EXERCISE OBJECTIVE
The full listing, start to finish: write it out again exactly.

INPUT DATA below:

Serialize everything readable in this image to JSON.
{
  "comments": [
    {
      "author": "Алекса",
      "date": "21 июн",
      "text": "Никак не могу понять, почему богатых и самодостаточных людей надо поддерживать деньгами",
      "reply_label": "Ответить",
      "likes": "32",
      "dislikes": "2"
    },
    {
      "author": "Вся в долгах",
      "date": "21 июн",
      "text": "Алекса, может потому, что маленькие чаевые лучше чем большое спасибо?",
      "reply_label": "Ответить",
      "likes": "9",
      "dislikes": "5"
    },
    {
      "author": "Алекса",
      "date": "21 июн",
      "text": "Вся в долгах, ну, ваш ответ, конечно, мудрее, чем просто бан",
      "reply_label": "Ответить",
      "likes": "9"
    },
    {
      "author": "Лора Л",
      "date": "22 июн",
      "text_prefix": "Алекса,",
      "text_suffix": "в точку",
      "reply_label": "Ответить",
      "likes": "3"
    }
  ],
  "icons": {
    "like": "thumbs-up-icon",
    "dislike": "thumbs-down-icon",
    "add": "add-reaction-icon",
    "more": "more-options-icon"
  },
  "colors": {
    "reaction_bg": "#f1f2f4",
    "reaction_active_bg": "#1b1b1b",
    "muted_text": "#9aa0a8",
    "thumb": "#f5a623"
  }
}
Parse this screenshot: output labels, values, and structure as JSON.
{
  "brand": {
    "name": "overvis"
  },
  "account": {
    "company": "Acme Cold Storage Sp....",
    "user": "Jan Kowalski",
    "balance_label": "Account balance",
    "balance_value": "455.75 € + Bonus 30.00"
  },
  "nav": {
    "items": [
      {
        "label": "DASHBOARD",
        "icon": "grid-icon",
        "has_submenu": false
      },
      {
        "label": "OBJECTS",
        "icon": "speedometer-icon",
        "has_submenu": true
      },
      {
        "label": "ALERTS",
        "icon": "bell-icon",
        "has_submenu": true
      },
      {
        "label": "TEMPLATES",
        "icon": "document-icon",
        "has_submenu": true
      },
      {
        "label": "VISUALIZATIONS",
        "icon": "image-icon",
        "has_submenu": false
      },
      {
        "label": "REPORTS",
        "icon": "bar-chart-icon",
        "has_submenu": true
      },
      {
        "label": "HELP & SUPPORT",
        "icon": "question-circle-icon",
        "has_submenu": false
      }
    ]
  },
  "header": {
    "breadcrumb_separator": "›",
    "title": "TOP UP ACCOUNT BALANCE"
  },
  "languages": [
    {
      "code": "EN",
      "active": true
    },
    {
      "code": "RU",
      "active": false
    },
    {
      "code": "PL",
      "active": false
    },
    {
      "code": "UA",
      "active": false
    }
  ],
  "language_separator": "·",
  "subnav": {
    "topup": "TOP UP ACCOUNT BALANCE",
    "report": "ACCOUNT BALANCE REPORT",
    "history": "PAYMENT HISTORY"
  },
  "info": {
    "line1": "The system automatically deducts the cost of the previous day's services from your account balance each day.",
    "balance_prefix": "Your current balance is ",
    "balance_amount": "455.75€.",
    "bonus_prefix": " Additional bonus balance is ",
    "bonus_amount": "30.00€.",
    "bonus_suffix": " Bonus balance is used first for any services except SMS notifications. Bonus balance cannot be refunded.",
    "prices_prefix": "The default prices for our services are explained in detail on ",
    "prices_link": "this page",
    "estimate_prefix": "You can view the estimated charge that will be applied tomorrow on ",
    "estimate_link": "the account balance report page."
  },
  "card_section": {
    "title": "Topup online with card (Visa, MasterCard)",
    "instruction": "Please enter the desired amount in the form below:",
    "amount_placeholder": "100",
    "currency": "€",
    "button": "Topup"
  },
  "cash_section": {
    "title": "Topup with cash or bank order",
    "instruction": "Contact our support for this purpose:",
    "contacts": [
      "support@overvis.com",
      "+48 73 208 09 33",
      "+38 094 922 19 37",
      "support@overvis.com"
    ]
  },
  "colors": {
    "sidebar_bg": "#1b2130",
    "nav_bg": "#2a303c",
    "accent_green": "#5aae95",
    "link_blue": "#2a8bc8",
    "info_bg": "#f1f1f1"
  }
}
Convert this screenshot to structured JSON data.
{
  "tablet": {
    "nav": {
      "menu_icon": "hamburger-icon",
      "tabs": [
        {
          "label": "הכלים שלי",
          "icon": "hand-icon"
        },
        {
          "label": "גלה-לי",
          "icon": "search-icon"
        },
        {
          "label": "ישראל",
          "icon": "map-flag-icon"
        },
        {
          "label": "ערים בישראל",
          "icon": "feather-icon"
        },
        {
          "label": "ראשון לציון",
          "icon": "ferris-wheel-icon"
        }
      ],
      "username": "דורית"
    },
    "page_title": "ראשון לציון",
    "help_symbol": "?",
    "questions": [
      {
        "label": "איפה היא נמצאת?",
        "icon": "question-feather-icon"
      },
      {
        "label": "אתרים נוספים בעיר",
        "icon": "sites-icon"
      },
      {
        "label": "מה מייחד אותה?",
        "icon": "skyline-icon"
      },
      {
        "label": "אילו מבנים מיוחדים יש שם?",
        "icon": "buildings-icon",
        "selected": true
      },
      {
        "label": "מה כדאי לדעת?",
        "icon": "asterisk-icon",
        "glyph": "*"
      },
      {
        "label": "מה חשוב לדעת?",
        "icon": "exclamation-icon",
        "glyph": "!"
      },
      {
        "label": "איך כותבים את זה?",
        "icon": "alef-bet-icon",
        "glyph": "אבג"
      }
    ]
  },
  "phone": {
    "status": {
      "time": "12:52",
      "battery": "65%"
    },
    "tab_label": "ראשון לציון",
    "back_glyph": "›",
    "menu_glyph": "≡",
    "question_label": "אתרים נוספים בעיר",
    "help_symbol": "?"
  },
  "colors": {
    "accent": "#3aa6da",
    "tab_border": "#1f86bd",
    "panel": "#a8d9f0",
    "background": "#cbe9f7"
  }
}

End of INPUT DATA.

EXERCISE OUTPUT
Serialize everything readable in this image to JSON.
{
  "comments": [
    {
      "author": "Алекса",
      "date": "21 июн",
      "text": "Никак не могу понять, почему богатых и самодостаточных людей надо поддерживать деньгами",
      "reply_label": "Ответить",
      "likes": "32",
      "dislikes": "2"
    },
    {
      "author": "Вся в долгах",
      "date": "21 июн",
      "text": "Алекса, может потому, что маленькие чаевые лучше чем большое спасибо?",
      "reply_label": "Ответить",
      "likes": "9",
      "dislikes": "5"
    },
    {
      "author": "Алекса",
      "date": "21 июн",
      "text": "Вся в долгах, ну, ваш ответ, конечно, мудрее, чем просто бан",
      "reply_label": "Ответить",
      "likes": "9"
    },
    {
      "author": "Лора Л",
      "date": "22 июн",
      "text_prefix": "Алекса,",
      "text_suffix": "в точку",
      "reply_label": "Ответить",
      "likes": "3"
    }
  ],
  "icons": {
    "like": "thumbs-up-icon",
    "dislike": "thumbs-down-icon",
    "add": "add-reaction-icon",
    "more": "more-options-icon"
  },
  "colors": {
    "reaction_bg": "#f1f2f4",
    "reaction_active_bg": "#1b1b1b",
    "muted_text": "#9aa0a8",
    "thumb": "#f5a623"
  }
}
Parse this screenshot: output labels, values, and structure as JSON.
{
  "brand": {
    "name": "overvis"
  },
  "account": {
    "company": "Acme Cold Storage Sp....",
    "user": "Jan Kowalski",
    "balance_label": "Account balance",
    "balance_value": "455.75 € + Bonus 30.00"
  },
  "nav": {
    "items": [
      {
        "label": "DASHBOARD",
        "icon": "grid-icon",
        "has_submenu": false
      },
      {
        "label": "OBJECTS",
        "icon": "speedometer-icon",
        "has_submenu": true
      },
      {
        "label": "ALERTS",
        "icon": "bell-icon",
        "has_submenu": true
      },
      {
        "label": "TEMPLATES",
        "icon": "document-icon",
        "has_submenu": true
      },
      {
        "label": "VISUALIZATIONS",
        "icon": "image-icon",
        "has_submenu": false
      },
      {
        "label": "REPORTS",
        "icon": "bar-chart-icon",
        "has_submenu": true
      },
      {
        "label": "HELP & SUPPORT",
        "icon": "question-circle-icon",
        "has_submenu": false
      }
    ]
  },
  "header": {
    "breadcrumb_separator": "›",
    "title": "TOP UP ACCOUNT BALANCE"
  },
  "languages": [
    {
      "code": "EN",
      "active": true
    },
    {
      "code": "RU",
      "active": false
    },
    {
      "code": "PL",
      "active": false
    },
    {
      "code": "UA",
      "active": false
    }
  ],
  "language_separator": "·",
  "subnav": {
    "topup": "TOP UP ACCOUNT BALANCE",
    "report": "ACCOUNT BALANCE REPORT",
    "history": "PAYMENT HISTORY"
  },
  "info": {
    "line1": "The system automatically deducts the cost of the previous day's services from your account balance each day.",
    "balance_prefix": "Your current balance is ",
    "balance_amount": "455.75€.",
    "bonus_prefix": " Additional bonus balance is ",
    "bonus_amount": "30.00€.",
    "bonus_suffix": " Bonus balance is used first for any services except SMS notifications. Bonus balance cannot be refunded.",
    "prices_prefix": "The default prices for our services are explained in detail on ",
    "prices_link": "this page",
    "estimate_prefix": "You can view the estimated charge that will be applied tomorrow on ",
    "estimate_link": "the account balance report page."
  },
  "card_section": {
    "title": "Topup online with card (Visa, MasterCard)",
    "instruction": "Please enter the desired amount in the form below:",
    "amount_placeholder": "100",
    "currency": "€",
    "button": "Topup"
  },
  "cash_section": {
    "title": "Topup with cash or bank order",
    "instruction": "Contact our support for this purpose:",
    "contacts": [
      "support@overvis.com",
      "+48 73 208 09 33",
      "+38 094 922 19 37",
      "support@overvis.com"
    ]
  },
  "colors": {
    "sidebar_bg": "#1b2130",
    "nav_bg": "#2a303c",
    "accent_green": "#5aae95",
    "link_blue": "#2a8bc8",
    "info_bg": "#f1f1f1"
  }
}
Convert this screenshot to structured JSON data.
{
  "tablet": {
    "nav": {
      "menu_icon": "hamburger-icon",
      "tabs": [
        {
          "label": "הכלים שלי",
          "icon": "hand-icon"
        },
        {
          "label": "גלה-לי",
          "icon": "search-icon"
        },
        {
          "label": "ישראל",
          "icon": "map-flag-icon"
        },
        {
          "label": "ערים בישראל",
          "icon": "feather-icon"
        },
        {
          "label": "ראשון לציון",
          "icon": "ferris-wheel-icon"
        }
      ],
      "username": "דורית"
    },
    "page_title": "ראשון לציון",
    "help_symbol": "?",
    "questions": [
      {
        "label": "איפה היא נמצאת?",
        "icon": "question-feather-icon"
      },
      {
        "label": "אתרים נוספים בעיר",
        "icon": "sites-icon"
      },
      {
        "label": "מה מייחד אותה?",
        "icon": "skyline-icon"
      },
      {
        "label": "אילו מבנים מיוחדים יש שם?",
        "icon": "buildings-icon",
        "selected": true
      },
      {
        "label": "מה כדאי לדעת?",
        "icon": "asterisk-icon",
        "glyph": "*"
      },
      {
        "label": "מה חשוב לדעת?",
        "icon": "exclamation-icon",
        "glyph": "!"
      },
      {
        "label": "איך כותבים את זה?",
        "icon": "alef-bet-icon",
        "glyph": "אבג"
      }
    ]
  },
  "phone": {
    "status": {
      "time": "12:52",
      "battery": "65%"
    },
    "tab_label": "ראשון לציון",
    "back_glyph": "›",
    "menu_glyph": "≡",
    "question_label": "אתרים נוספים בעיר",
    "help_symbol": "?"
  },
  "colors": {
    "accent": "#3aa6da",
    "tab_border": "#1f86bd",
    "panel": "#a8d9f0",
    "background": "#cbe9f7"
  }
}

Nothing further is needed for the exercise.